SMITH: Well. I thought Peter Reith's comments were quite outrageous. In the dealings that I've had with Senator Harradine, what he has said publicly he has said privately. So, I thought those comments were outrageous and I thought it was appropriate that Mr Reith apologise.

JOURNALIST: But do you suspect that the rapprochement makes it more likely that Senator Harradine will support the Telstra legislation?

SMITH: Senator Harradine has said consistently that he treats this matter on its merits and that he approaches policy on the basis of policy. I'm very happy to take that assurance at face value. I'm very happy that he is focussing on the real issues on the Telstra debate which are: the more o f Telstra you sell, the less

influence the Commonwealth and the public have. The more o f Telstra you sell, the less dividend there is for the future. The more of Telstra you sell, the worse services to rural and regional Australia will become.

JOURNALIST: Do you think we will actually get to Telstra this week, though?

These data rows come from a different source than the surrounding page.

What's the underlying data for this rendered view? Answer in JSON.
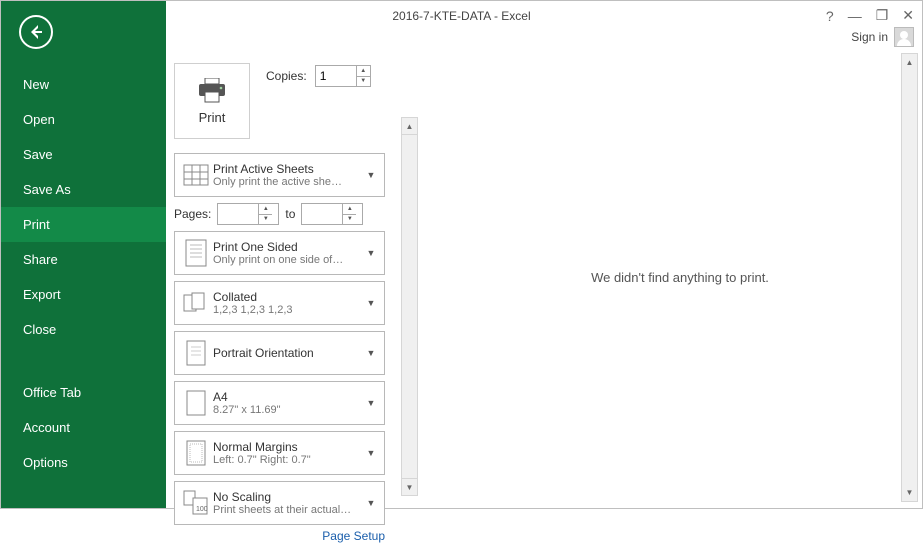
{
  "titlebar": {
    "title": "2016-7-KTE-DATA - Excel",
    "help_glyph": "?",
    "minimize_glyph": "—",
    "restore_glyph": "❐",
    "close_glyph": "✕",
    "signin_label": "Sign in"
  },
  "sidebar": {
    "items": [
      {
        "key": "new",
        "label": "New",
        "active": false
      },
      {
        "key": "open",
        "label": "Open",
        "active": false
      },
      {
        "key": "save",
        "label": "Save",
        "active": false
      },
      {
        "key": "saveas",
        "label": "Save As",
        "active": false
      },
      {
        "key": "print",
        "label": "Print",
        "active": true
      },
      {
        "key": "share",
        "label": "Share",
        "active": false
      },
      {
        "key": "export",
        "label": "Export",
        "active": false
      },
      {
        "key": "close",
        "label": "Close",
        "active": false
      }
    ],
    "lower_items": [
      {
        "key": "officetab",
        "label": "Office Tab"
      },
      {
        "key": "account",
        "label": "Account"
      },
      {
        "key": "options",
        "label": "Options"
      }
    ]
  },
  "print_panel": {
    "print_button_label": "Print",
    "copies_label": "Copies:",
    "copies_value": "1",
    "pages_label": "Pages:",
    "pages_from": "",
    "pages_to_label": "to",
    "pages_to": "",
    "page_setup_link": "Page Setup",
    "settings": [
      {
        "key": "what",
        "title": "Print Active Sheets",
        "sub": "Only print the active she…",
        "icon": "sheets"
      },
      {
        "key": "sides",
        "title": "Print One Sided",
        "sub": "Only print on one side of…",
        "icon": "page"
      },
      {
        "key": "collate",
        "title": "Collated",
        "sub": "1,2,3    1,2,3    1,2,3",
        "icon": "collate"
      },
      {
        "key": "orientation",
        "title": "Portrait Orientation",
        "sub": "",
        "icon": "portrait"
      },
      {
        "key": "paper",
        "title": "A4",
        "sub": "8.27\" x 11.69\"",
        "icon": "paper"
      },
      {
        "key": "margins",
        "title": "Normal Margins",
        "sub": "Left:  0.7\"     Right:  0.7\"",
        "icon": "margins"
      },
      {
        "key": "scaling",
        "title": "No Scaling",
        "sub": "Print sheets at their actual…",
        "icon": "scaling"
      }
    ]
  },
  "preview": {
    "empty_message": "We didn't find anything to print."
  },
  "colors": {
    "brand_green": "#0f713a",
    "brand_green_light": "#138a48"
  }
}
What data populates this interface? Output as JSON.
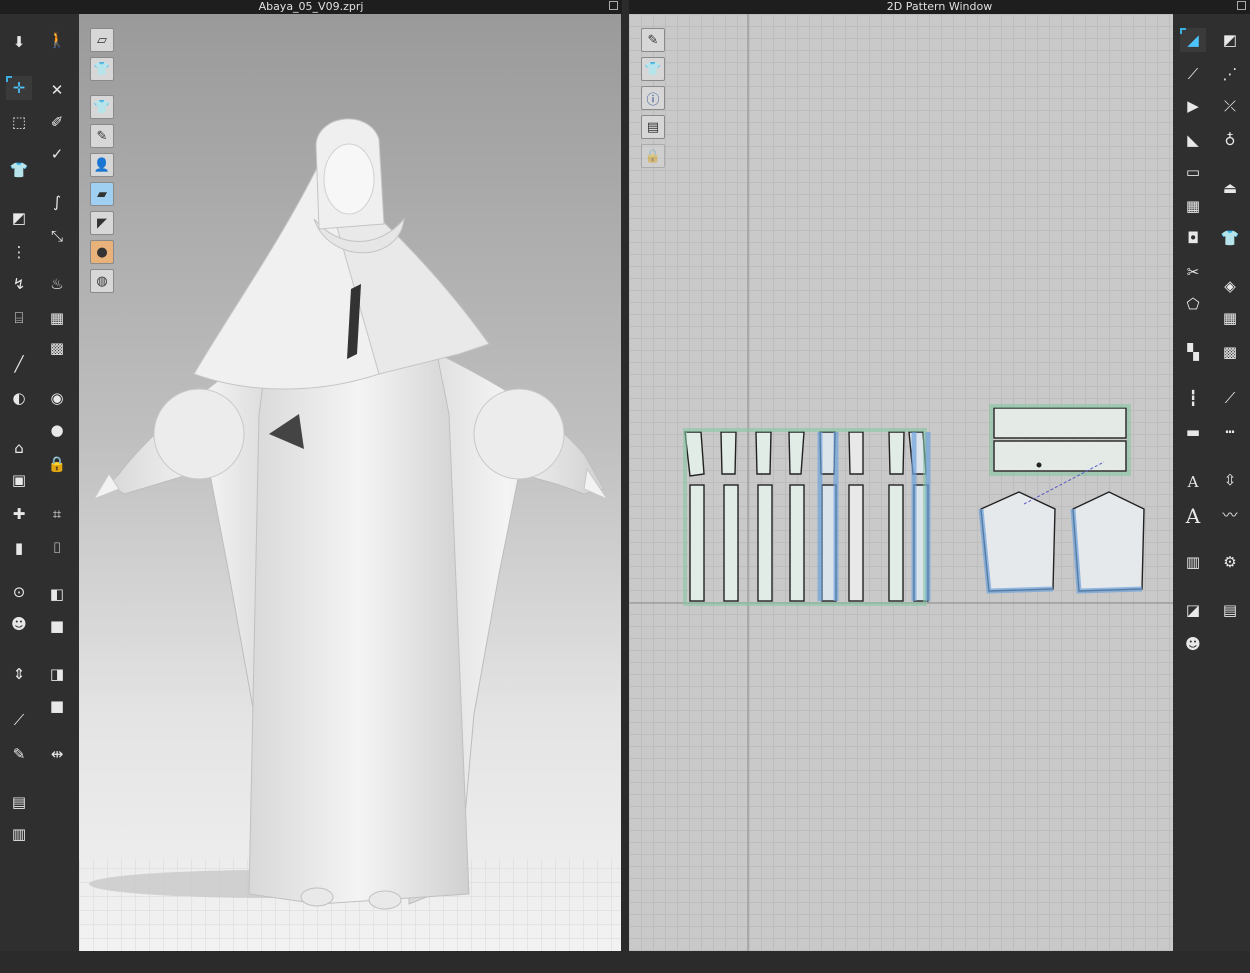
{
  "viewport_window": {
    "title": "Abaya_05_V09.zprj"
  },
  "pattern_window": {
    "title": "2D Pattern Window"
  },
  "icons": {
    "left_toolbar_col1": [
      "move-down-icon",
      "transform-icon",
      "lasso-select-icon",
      "garment-icon",
      "fold-icon",
      "pin-icon",
      "stitch-icon",
      "sewing-machine-icon",
      "needle-icon",
      "tape-icon",
      "avatar-hanger-icon",
      "shirt-icon",
      "tshirt-front-icon",
      "tshirt-back-icon",
      "button-icon",
      "avatar-icon",
      "measure-icon",
      "ruler-icon",
      "pen-icon",
      "shirt-arrange-icon",
      "shirt-stack-icon"
    ],
    "left_toolbar_col2": [
      "walk-icon",
      "pin-tool-icon",
      "brush-icon",
      "check-icon",
      "smooth-icon",
      "fold-arrange-icon",
      "fabric-icon",
      "grid-shirt-icon",
      "circle-button-icon",
      "button-hole-icon",
      "lock-button-icon",
      "zipper-icon",
      "zipper-pull-icon",
      "flat-fabric-icon",
      "flat-fabric-2-icon",
      "flat-fabric-3-icon",
      "flip-icon"
    ],
    "viewport_buttons": [
      "fabric-display-icon",
      "shirt-display-icon",
      "eye-garment-icon",
      "eye-brush-icon",
      "eye-avatar-icon",
      "blue-texture-icon",
      "dark-shape-icon",
      "skin-avatar-icon",
      "globe-eye-icon"
    ],
    "pattern_buttons": [
      "eye-pen-icon",
      "eye-shirt-icon",
      "info-icon",
      "layer-icon",
      "lock-shirt-icon"
    ],
    "right_toolbar_col1": [
      "edit-pattern-icon",
      "edit-point-icon",
      "segment-icon",
      "polygon-icon",
      "rectangle-icon",
      "internal-polygon-icon",
      "dart-icon",
      "cut-icon",
      "fold-pattern-icon",
      "notch-icon",
      "tape-measure-icon",
      "ruler-length-icon",
      "text-small-icon",
      "text-large-icon",
      "grading-icon",
      "puzzle-icon",
      "avatar-small-icon"
    ],
    "right_toolbar_col2": [
      "transform-pattern-icon",
      "seam-icon",
      "seam-2-icon",
      "iron-icon",
      "shirt-outline-icon",
      "sew-shirt-icon",
      "shirt-checker-icon",
      "shirt-checker-2-icon",
      "line-icon",
      "dashed-line-icon",
      "zip-icon",
      "zigzag-icon",
      "gear-shirt-icon",
      "stack-icon"
    ]
  }
}
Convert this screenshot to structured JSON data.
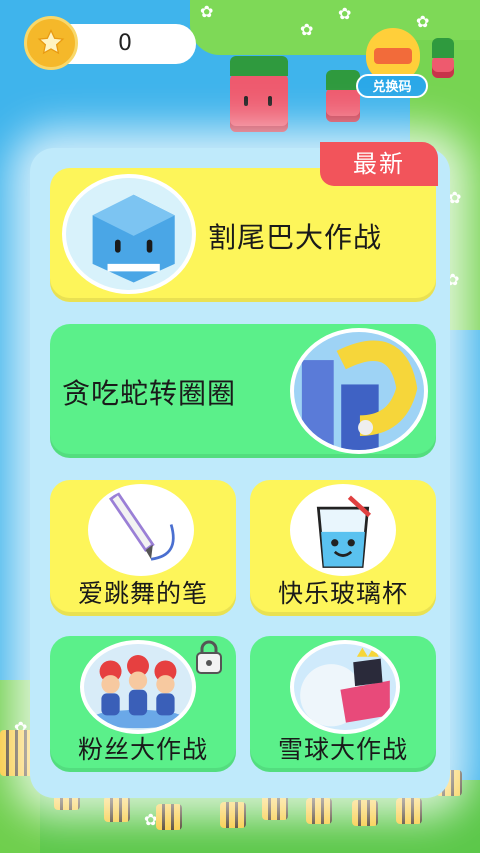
{
  "colors": {
    "sea": "#3fb4ec",
    "card_yellow": "#fdf55a",
    "card_green": "#5bf08a",
    "new_tag": "#f2545b"
  },
  "coins": {
    "count": "0",
    "icon": "star-coin-icon"
  },
  "redeem": {
    "label": "兑换码",
    "icon": "chick-icon"
  },
  "badge": {
    "new_label": "最新"
  },
  "games": [
    {
      "title": "割尾巴大作战",
      "icon": "whale-icon"
    },
    {
      "title": "贪吃蛇转圈圈",
      "icon": "snake-tower-icon"
    },
    {
      "title": "爱跳舞的笔",
      "icon": "3d-pen-icon"
    },
    {
      "title": "快乐玻璃杯",
      "icon": "glass-cup-icon"
    },
    {
      "title": "粉丝大作战",
      "icon": "fans-crowd-icon",
      "locked": true
    },
    {
      "title": "雪球大作战",
      "icon": "snowball-icon"
    }
  ],
  "lock_icon": "padlock-icon"
}
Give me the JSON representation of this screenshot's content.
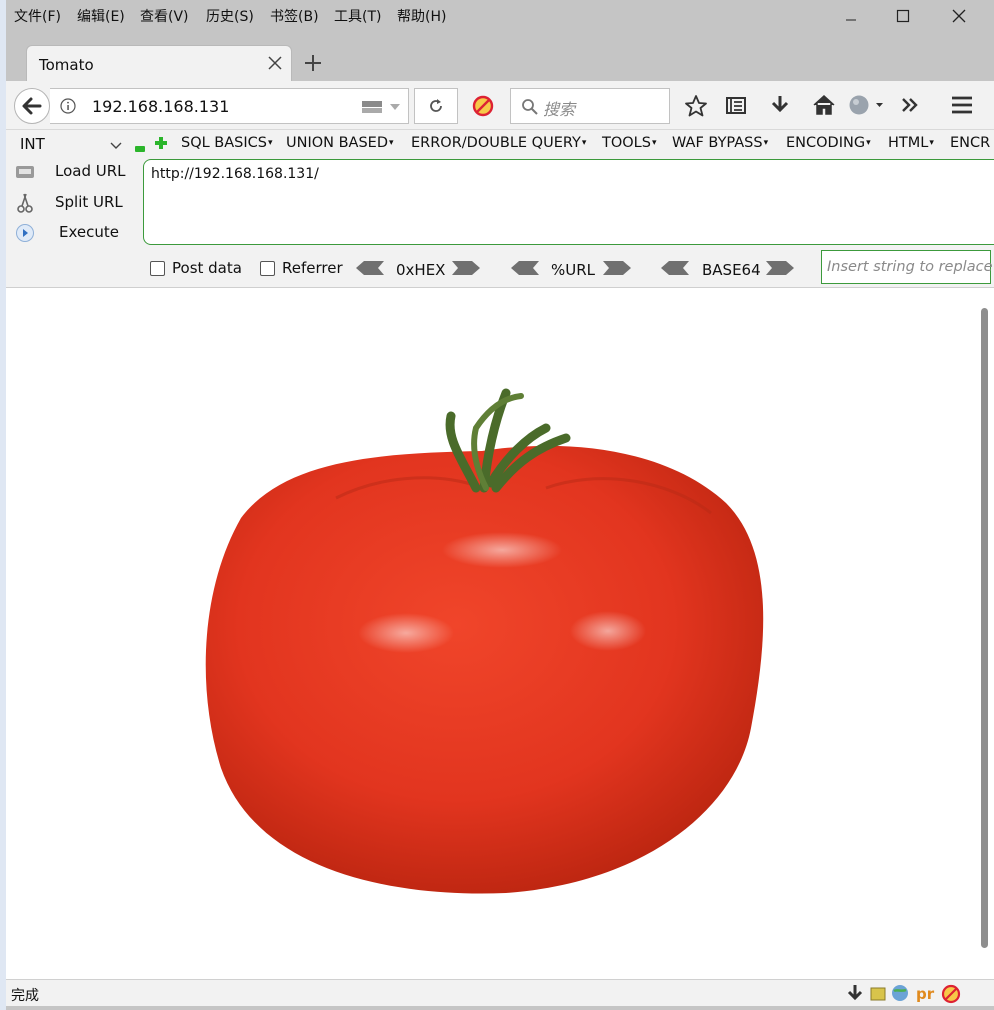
{
  "menu": [
    "文件(F)",
    "编辑(E)",
    "查看(V)",
    "历史(S)",
    "书签(B)",
    "工具(T)",
    "帮助(H)"
  ],
  "tab": {
    "title": "Tomato"
  },
  "nav": {
    "url": "192.168.168.131",
    "search_placeholder": "搜索"
  },
  "hackbar": {
    "int_select": "INT",
    "menus": [
      "SQL BASICS",
      "UNION BASED",
      "ERROR/DOUBLE QUERY",
      "TOOLS",
      "WAF BYPASS",
      "ENCODING",
      "HTML",
      "ENCR"
    ],
    "load_url": "Load URL",
    "split_url": "Split URL",
    "execute": "Execute",
    "url_value": "http://192.168.168.131/",
    "post_data": "Post data",
    "referrer": "Referrer",
    "hex": "0xHEX",
    "urlenc": "%URL",
    "base64": "BASE64",
    "replace_placeholder": "Insert string to replace"
  },
  "status": {
    "text": "完成"
  },
  "colors": {
    "tomato": "#e2351f",
    "accent_green": "#3c9a3c"
  }
}
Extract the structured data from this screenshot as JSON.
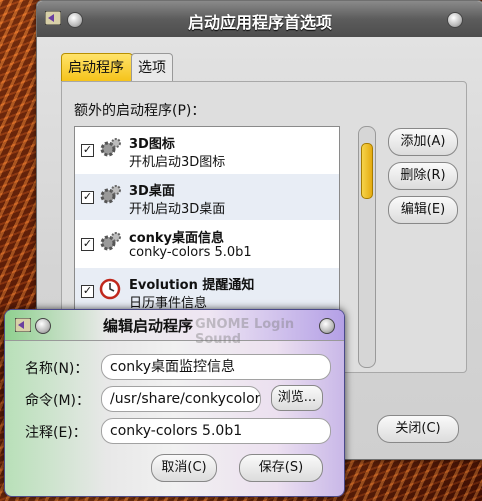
{
  "main_window": {
    "title": "启动应用程序首选项",
    "tabs": [
      {
        "label": "启动程序"
      },
      {
        "label": "选项"
      }
    ],
    "list_label": "额外的启动程序(P)：",
    "items": [
      {
        "name": "3D图标",
        "desc": "开机启动3D图标",
        "checked": true,
        "icon": "gear-icon"
      },
      {
        "name": "3D桌面",
        "desc": "开机启动3D桌面",
        "checked": true,
        "icon": "gear-icon"
      },
      {
        "name": "conky桌面信息",
        "desc": "conky-colors 5.0b1",
        "checked": true,
        "icon": "gear-icon"
      },
      {
        "name": "Evolution 提醒通知",
        "desc": "日历事件信息",
        "checked": true,
        "icon": "clock-icon"
      },
      {
        "name": "GNOME Login Sound",
        "desc": "",
        "checked": true,
        "icon": "gear-icon"
      }
    ],
    "buttons": {
      "add": "添加(A)",
      "delete": "删除(R)",
      "edit": "编辑(E)",
      "close": "关闭(C)"
    }
  },
  "edit_dialog": {
    "title": "编辑启动程序",
    "name_label": "名称(N)：",
    "name_value": "conky桌面监控信息",
    "command_label": "命令(M)：",
    "command_value": "/usr/share/conkycolors/",
    "browse_label": "浏览...",
    "comment_label": "注释(E)：",
    "comment_value": "conky-colors 5.0b1",
    "cancel_label": "取消(C)",
    "save_label": "保存(S)"
  }
}
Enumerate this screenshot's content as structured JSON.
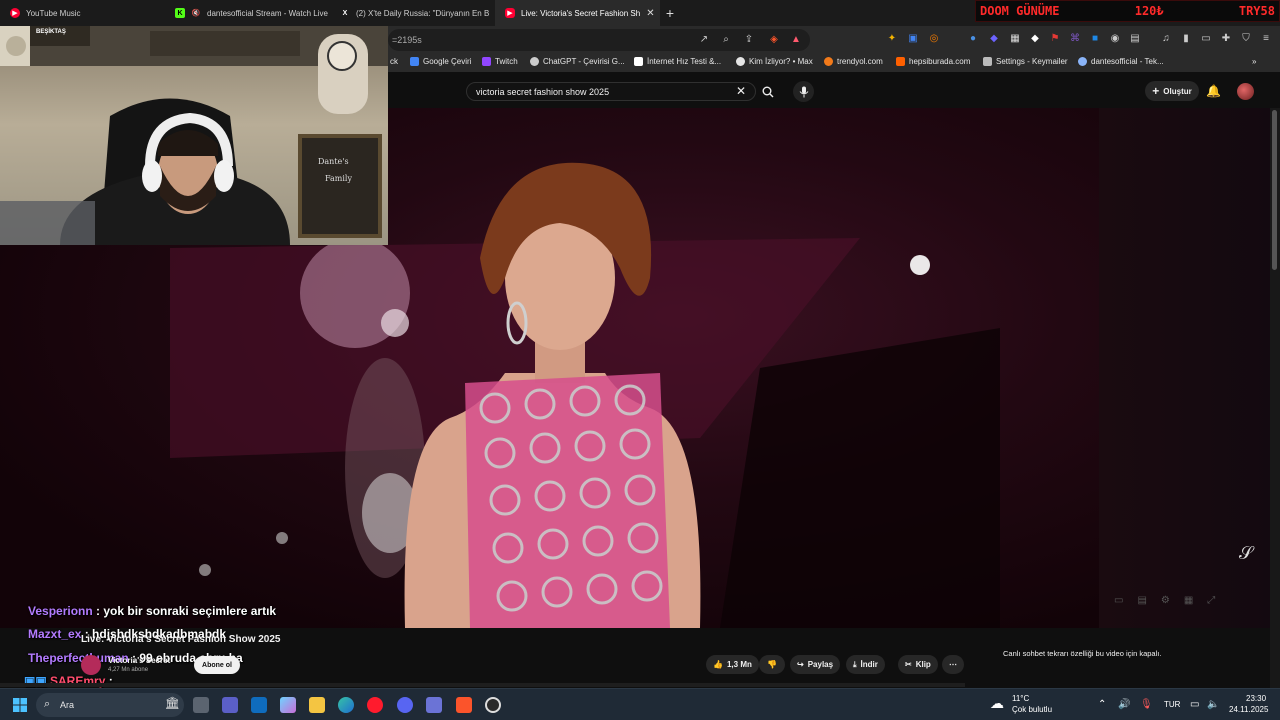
{
  "tabs": [
    {
      "label": "YouTube Music",
      "icon": "youtube-music-icon",
      "color": "#ff0033",
      "active": false
    },
    {
      "label": "dantesofficial Stream - Watch Live",
      "icon": "kick-icon",
      "color": "#53fc18",
      "active": false
    },
    {
      "label": "(2) X'te Daily Russia: \"Dünyanın En B",
      "icon": "x-icon",
      "color": "#ffffff",
      "active": false
    },
    {
      "label": "Live: Victoria's Secret Fashion Sh",
      "icon": "youtube-icon",
      "color": "#ff0033",
      "active": true
    }
  ],
  "banner": {
    "left": "DOOM GÜNÜME",
    "mid": "120₺",
    "right": "TRY58"
  },
  "address": {
    "url": "=2195s"
  },
  "bookmarks": [
    {
      "label": "Google Çeviri",
      "color": "#4285f4"
    },
    {
      "label": "Twitch",
      "color": "#9146ff"
    },
    {
      "label": "ChatGPT - Çevirisi G...",
      "color": "#cccccc"
    },
    {
      "label": "İnternet Hız Testi &...",
      "color": "#ffffff"
    },
    {
      "label": "Kim İzliyor? • Max",
      "color": "#e5e5e5"
    },
    {
      "label": "trendyol.com",
      "color": "#f27a1a"
    },
    {
      "label": "hepsiburada.com",
      "color": "#ff6000"
    },
    {
      "label": "Settings - Keymailer",
      "color": "#bbbbbb"
    },
    {
      "label": "dantesofficial - Tek...",
      "color": "#8ab4f8"
    }
  ],
  "bookmarks_prefix": "ck",
  "youtube": {
    "search_query": "victoria secret fashion show 2025",
    "create_label": "Oluştur"
  },
  "webcam": {
    "badge": "BEŞİKTAŞ",
    "sign_text": "Dante's Family"
  },
  "chat": [
    {
      "user": "Vesperionn",
      "message": " : yok bir sonraki seçimlere artık"
    },
    {
      "user": "Mazxt_ex",
      "message": " : hdjshdkshdkadbmabdk"
    },
    {
      "user": "Theperfecthuman",
      "message": " : 99 ebruda ebru ha"
    },
    {
      "user": "SAREmry",
      "message": " : "
    }
  ],
  "video": {
    "title": "Live: Victoria's Secret Fashion Show 2025",
    "channel": "Victoria's Secret",
    "subscribers": "4,27 Mn abone",
    "subscribe_label": "Abone ol"
  },
  "actions": {
    "likes": "1,3 Mn",
    "share": "Paylaş",
    "download": "İndir",
    "clip": "Klip"
  },
  "live_chat_notice": "Canlı sohbet tekrarı özelliği bu video için kapalı.",
  "taskbar": {
    "search_placeholder": "Ara",
    "weather_temp": "11°C",
    "weather_desc": "Çok bulutlu",
    "language": "TUR",
    "time": "23:30",
    "date": "24.11.2025"
  }
}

SMITH: Well, far be it from me to predict what might occur in the

Senate. But I'm reasonably confident that sometime later this morning the Senate will resolve the Online Services Bill. That does set the scene for the commencement o f the debate later today or tomorrow.

As I said on Online Services, we're contemplating putting a line in the sand. Our amendments have been defeated and we're quite concerned at the Government's presentation that the mere passage o f their Bill solves the problem for Australia's mums and dads. It doesn't. The only effective solution in this area is to make sure the mums and dads understand the use o f the Internet and understand the capacity o f end use filtering arrangements.

JOURNALIST: So, you're not going to support the Bill. Would you look to amend it later on?

SMITH: Well, we will contemplate our position at the conclusion o f the Committee debate. But. as I say, we are deeply disappointed that the Government hasn't adopted any o f our amendments. All of our amendments have been defeated by a combination of the Government, Senator Harradine and Senator Colston. So, we're contemplating putting a line in the sand, to make the point this doesn't solve the problem so far as the general public is concerned.

JOURNALIST: Do you expect Senator Colston to actually vote to support the Online Bill?

SMITH: Well. I haven't seen Senator Colston in every division, but I'm assured by colleagues that in every division in the Senate on Online Services, our amendments have been defeated by a combination of the Government, Senator

Colston and Senator Harradine. So, I'm assuming that in a sense our position is a bit abstract, because there's a clear majority there for the Government's position, supportecfon the floor o f the Senate by the Government, Senator Harradine and Senator Colston.

JOURNALIST: Senator Brown is going to move am otion this morning to assert that people who kick with the left foot are indeed normal. Do you think people who kick with the left foot are normal?

SMITH: Well, I noticed Senator Alston's comments in this respect. The only comment I'd make is this: the only kicks that Senator Alston has been getting lately have been own goals and this is another example, whether it was a left foot kick or a right foot kick.

ends